This is one of the longest running research programmes at ORI and stretches back to the early 1960s when work was first started on investigating the biology of the seventy-four Polysteganus undulosus.

The portfolio consists of a number of long-term monitoring projects such as the ORI Cooperative Fish Tagging Project; the National Marine Linefish System – KZN Recreational Fishery and the KZN Boat Launch Site Monitoring System.

Other long-term monitoring projects focus on investigating the effectiveness of marine protected areas (MPAs) in protecting linefish species both in the iSimangaliso Wetland Park and the Pondoland MPA.

In addition to these, projects on the biology and stock assessment of key species are conducted intermittently.

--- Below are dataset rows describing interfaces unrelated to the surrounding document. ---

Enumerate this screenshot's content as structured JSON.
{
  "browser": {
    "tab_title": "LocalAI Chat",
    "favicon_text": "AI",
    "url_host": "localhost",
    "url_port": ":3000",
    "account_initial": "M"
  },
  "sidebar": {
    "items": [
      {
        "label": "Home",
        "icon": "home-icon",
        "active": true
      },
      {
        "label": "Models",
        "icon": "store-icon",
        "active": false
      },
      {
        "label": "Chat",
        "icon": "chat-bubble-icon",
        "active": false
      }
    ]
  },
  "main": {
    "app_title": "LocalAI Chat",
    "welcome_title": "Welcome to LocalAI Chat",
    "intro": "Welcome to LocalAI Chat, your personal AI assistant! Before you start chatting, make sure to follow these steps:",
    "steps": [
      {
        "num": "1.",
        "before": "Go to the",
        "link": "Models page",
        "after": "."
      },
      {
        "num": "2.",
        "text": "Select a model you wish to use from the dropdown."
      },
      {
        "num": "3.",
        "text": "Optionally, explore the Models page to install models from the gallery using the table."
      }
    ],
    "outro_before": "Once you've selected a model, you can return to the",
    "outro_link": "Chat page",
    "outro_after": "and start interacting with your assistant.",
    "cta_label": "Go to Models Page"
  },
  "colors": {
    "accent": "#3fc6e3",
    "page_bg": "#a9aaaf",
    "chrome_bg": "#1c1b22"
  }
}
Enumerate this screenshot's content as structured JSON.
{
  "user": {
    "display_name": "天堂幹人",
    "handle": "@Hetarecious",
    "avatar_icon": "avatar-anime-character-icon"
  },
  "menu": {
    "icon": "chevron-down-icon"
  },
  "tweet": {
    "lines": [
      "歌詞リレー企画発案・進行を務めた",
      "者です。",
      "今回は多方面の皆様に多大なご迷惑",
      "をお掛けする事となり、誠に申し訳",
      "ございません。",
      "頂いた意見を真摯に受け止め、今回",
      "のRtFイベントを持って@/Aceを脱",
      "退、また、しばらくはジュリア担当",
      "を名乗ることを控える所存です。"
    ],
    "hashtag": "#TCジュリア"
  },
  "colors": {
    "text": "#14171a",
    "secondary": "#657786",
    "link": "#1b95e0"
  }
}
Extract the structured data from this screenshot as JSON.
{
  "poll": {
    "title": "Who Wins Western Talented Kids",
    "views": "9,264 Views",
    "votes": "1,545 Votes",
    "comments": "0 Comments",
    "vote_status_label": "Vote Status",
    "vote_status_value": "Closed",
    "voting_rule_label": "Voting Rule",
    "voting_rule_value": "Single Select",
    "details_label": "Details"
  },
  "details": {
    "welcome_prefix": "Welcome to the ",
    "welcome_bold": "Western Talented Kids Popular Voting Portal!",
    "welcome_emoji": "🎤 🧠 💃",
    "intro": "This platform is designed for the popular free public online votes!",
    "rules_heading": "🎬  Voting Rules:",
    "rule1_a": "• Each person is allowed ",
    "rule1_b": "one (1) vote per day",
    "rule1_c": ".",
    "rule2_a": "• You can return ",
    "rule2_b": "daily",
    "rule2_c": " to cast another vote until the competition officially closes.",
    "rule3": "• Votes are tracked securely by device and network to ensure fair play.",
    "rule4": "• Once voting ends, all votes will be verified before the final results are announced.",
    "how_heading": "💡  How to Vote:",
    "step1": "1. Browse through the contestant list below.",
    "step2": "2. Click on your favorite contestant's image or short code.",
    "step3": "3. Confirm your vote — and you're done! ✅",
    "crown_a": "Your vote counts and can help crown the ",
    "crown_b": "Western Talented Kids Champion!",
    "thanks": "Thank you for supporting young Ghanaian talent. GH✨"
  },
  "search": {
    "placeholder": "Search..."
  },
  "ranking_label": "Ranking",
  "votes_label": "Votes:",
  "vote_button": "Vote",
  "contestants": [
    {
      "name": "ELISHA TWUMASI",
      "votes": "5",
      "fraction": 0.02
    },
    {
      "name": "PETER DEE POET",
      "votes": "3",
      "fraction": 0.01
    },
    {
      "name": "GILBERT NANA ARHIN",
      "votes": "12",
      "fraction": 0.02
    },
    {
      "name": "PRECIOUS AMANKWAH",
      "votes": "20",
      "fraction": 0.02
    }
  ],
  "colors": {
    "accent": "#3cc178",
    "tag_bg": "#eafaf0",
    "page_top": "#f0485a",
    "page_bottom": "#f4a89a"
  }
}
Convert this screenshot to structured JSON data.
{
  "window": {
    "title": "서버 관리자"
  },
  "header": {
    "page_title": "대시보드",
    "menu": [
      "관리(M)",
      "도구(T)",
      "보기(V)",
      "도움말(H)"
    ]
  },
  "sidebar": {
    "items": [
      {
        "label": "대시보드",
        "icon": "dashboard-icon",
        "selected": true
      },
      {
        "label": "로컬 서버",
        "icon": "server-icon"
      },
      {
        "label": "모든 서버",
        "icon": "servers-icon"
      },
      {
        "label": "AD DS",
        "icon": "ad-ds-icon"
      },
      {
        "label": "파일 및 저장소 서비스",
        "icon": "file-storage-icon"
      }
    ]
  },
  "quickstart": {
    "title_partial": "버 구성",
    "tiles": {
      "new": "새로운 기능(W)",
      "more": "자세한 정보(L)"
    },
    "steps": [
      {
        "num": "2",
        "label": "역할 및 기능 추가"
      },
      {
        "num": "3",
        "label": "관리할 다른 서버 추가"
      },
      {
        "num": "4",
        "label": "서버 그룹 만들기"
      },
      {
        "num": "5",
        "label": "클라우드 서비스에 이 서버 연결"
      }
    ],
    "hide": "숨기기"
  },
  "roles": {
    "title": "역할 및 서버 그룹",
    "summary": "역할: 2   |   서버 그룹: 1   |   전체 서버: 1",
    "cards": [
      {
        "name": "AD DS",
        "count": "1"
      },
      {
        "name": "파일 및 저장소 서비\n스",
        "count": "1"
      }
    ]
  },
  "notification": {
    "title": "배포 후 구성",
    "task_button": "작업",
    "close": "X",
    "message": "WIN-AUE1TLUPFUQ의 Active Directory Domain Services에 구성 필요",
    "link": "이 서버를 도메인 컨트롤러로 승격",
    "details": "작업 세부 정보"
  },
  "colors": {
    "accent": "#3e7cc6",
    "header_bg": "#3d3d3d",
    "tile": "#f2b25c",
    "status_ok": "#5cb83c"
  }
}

The coastal environment is a unique and valuable natural asset; offering a wide range of goods and services. As such it is a zone that experiences significant pressure for development, resource use and economic growth.

It is therefore important to identify, understand and monitor the impact of human activities in the coastal environment, so as to ensure sustainable use of the coastal space and the resources it offers.

The ORI coastal zone portfolio focuses on obtaining and interpreting strategic information about the KZN coastal zone to assist in coastal management related issues.

This includes fundamental and applied research relating to coastal and marine resources, the interpretation of scientific data, and the development of a knowledge-base that serves all levels of coastal management.

ORI is located on the shores of the Western Indian Ocean, a global hotspot of marine biodiversity bordered by developing countries, where fisheries provide both employment opportunities and food security to coastal populations.

The regional programme undertakes collaborative research with a network of partners in Mozambique, Tanzania, Kenya, Madagascar and small islands states, to assess human impacts on fish stocks and the surrounding environment.

Both classical fisheries research and socio-ecological approaches are used, respectively on industrial fisheries and nearshore small-scale fisheries. The applied value of project outputs is a major consideration in their development.

The regional programme supports a substantial multinational cadre of postgraduate students across the Western Indian Ocean, in several disciplines. Funding for regional projects is generally sourced through grants.

Fisheries certification to Marine Stewardship Council standards is undertaken as consulting work. The regional programme provides a framework for a broad range of applied research, capacity development initiatives and consulting.